Piecing Together Our Diversity
The first floor of the Rose Library was charged with excitement as students, faculty and staff waited for the unveiling of the new Diversity Mosaic. As artist and James Madison University employee Sarah Swanlund pulled back the paper covering the mosaic, the crowd burst into applause and students rushed to spy their piece in the 48-foot work of art.
At the unveiling reception JMU President Jonathan Alger asked the crowd to reflect on the importance of the campus community creating a great work of art for a library that focuses on the sciences.
A great IDEA
Swanlund was hired as a library assistant in 2012 and soon after noticed the possibility for a major piece of art in the Rose Library. Having created mosaics for other public libraries she thought, “There’s got to be a way I can bring the university community together to create something.” Her timing was fortuitous as the Diversity Office was calling for proposals for its annual Innovative Diversity Efforts Award, better known as the IDEA grant. “That’s it!,” thought Swanlund and she and two colleagues wrote a proposal to create a diversity mosaic in Rose Library.
Glass, grout, glue
According to Art Dean, special assistant to the president for diversity, over 220 IDEA grants totaling more than $200,000 have been awarded since 2006 to enrich diversity and inclusion at JMU. Dean encourages JMU students and employees to apply for these grants. “It’s seed money if you have ideas that will transform our campus to make it more inclusive,” said Dean.
Swanlund used the IDEA grant funds to purchase 130 pounds of glass tile, 50 pounds of grout and 36 tubes of industrial glue that were used to create the mosaic. She fashioned 24 wood canvases and set to work laying out the design and a plan to involve students.
Piece by Piece
The mosaic’s theme is “the night sky.” Swanlund arranged beautiful glass tiles that swirl with deep color to create the background. However, it is the shapes within the mosaic that really stand out. There are 40 orbs and stars created by representatives from 40 diverse student organizations on campus. Swanlund held workshops to teach the students how to create their piece of the mosaic but left the design up to them.
Calvin Walker, a senior political science major from Richmond, Va., created the piece for the Xi Delta chapter of Alpha Phi Alpha Fraternity, Inc. He made sure to incorporate the organization’s colors and letters. “I also put several reflective/mirror pieces on the mosaic piece so that when people walked by they could literally see themselves and their own diversity in it,” said Walker.
'People walk by and see themselves and their own diversity in the reflective mirror pieces on the mosaic.'—Calvin Walker

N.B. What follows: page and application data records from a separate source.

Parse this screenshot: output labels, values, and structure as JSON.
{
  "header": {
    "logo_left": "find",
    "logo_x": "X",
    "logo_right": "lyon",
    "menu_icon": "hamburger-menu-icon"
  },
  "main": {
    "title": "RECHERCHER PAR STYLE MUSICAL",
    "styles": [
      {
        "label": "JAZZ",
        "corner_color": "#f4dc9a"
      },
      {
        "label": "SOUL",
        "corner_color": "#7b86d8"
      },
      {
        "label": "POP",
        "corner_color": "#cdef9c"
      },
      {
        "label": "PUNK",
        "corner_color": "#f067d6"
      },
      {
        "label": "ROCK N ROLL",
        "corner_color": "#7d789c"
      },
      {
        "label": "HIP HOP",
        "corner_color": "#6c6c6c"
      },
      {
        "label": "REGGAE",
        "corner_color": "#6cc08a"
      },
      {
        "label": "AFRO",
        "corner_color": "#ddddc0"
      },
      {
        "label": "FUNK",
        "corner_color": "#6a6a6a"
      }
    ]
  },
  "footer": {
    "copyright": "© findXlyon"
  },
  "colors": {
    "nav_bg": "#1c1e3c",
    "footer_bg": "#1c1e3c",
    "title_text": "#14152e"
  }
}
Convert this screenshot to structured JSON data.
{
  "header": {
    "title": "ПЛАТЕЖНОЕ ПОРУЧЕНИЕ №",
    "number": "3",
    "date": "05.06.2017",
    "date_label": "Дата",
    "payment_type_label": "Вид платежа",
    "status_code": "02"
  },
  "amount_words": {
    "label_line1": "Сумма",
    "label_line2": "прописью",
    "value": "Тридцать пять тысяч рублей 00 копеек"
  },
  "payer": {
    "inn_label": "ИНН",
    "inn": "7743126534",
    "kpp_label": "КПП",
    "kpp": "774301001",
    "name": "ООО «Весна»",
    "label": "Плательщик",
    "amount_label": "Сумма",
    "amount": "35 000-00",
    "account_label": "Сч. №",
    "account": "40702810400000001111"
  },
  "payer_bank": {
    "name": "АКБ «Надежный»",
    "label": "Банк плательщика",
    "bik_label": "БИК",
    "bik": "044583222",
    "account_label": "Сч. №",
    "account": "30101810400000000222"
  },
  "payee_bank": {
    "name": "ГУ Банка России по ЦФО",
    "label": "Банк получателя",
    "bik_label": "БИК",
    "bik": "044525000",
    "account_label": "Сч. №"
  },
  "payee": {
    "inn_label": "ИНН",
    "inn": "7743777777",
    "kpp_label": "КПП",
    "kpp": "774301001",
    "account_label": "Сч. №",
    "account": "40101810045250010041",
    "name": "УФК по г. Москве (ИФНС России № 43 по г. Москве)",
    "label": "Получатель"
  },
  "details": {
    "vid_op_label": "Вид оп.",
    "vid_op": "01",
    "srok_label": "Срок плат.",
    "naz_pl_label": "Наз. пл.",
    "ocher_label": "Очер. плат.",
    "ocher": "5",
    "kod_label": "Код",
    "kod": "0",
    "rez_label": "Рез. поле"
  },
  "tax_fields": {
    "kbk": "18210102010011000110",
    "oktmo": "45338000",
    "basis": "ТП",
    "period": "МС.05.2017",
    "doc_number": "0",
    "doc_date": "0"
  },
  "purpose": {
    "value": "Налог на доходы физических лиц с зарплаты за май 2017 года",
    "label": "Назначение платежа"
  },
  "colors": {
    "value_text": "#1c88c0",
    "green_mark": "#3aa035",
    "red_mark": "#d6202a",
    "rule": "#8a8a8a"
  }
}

The workshops to create the orbs and stars that represent the organizations were three hours long. Swanlund said she was impressed with the students’ energy and dedication to the project. Moreover, the students’ insight into the importance of a diversity mosaic was touching. Sophomore A. Kathy Corena who created the Student Government Association’s star said, “I think it’s important because it allows students to leave a little piece of them and their organization at school. I think that by having the Diversity Mosaic in Rose Library, it shows the different people and interests that come together to create JMU and the Madison Experience.”
Several of the speakers at the unveiling mentioned the significance of highlighting diversity on campus and the importance of a piece of art that will outlast those in attendance. Swanlund said the finished mosaic met her goals of highlighting both diversity on campus and the library. Reflecting on the whole process from the IDEA grant to the call for student participation to the workshops and finally putting the whole mosaic together she said, “I can only hope that they are delightfully pleased because I think it’s a pretty amazing project – this couldn’t have turned out any better”
Walker summed up the importance of having the Diversity Mosaic at JMU. “The mosaic is merely a representation of the eclecticism and variety that is seen on campus on a daily basis,” he said. “Hopefully, as more people are exposed to the Diversity Mosaic in Rose Library, more people will be inclined to celebrate the diversity we have here at Madison.”
Diversity Mosaic: http://guides.lib.jmu.edu/mosaic
By Paula Polglase, University Communications
January 17, 2014
Published: Monday, January 20, 2014
Last Updated: Thursday, March 3, 2016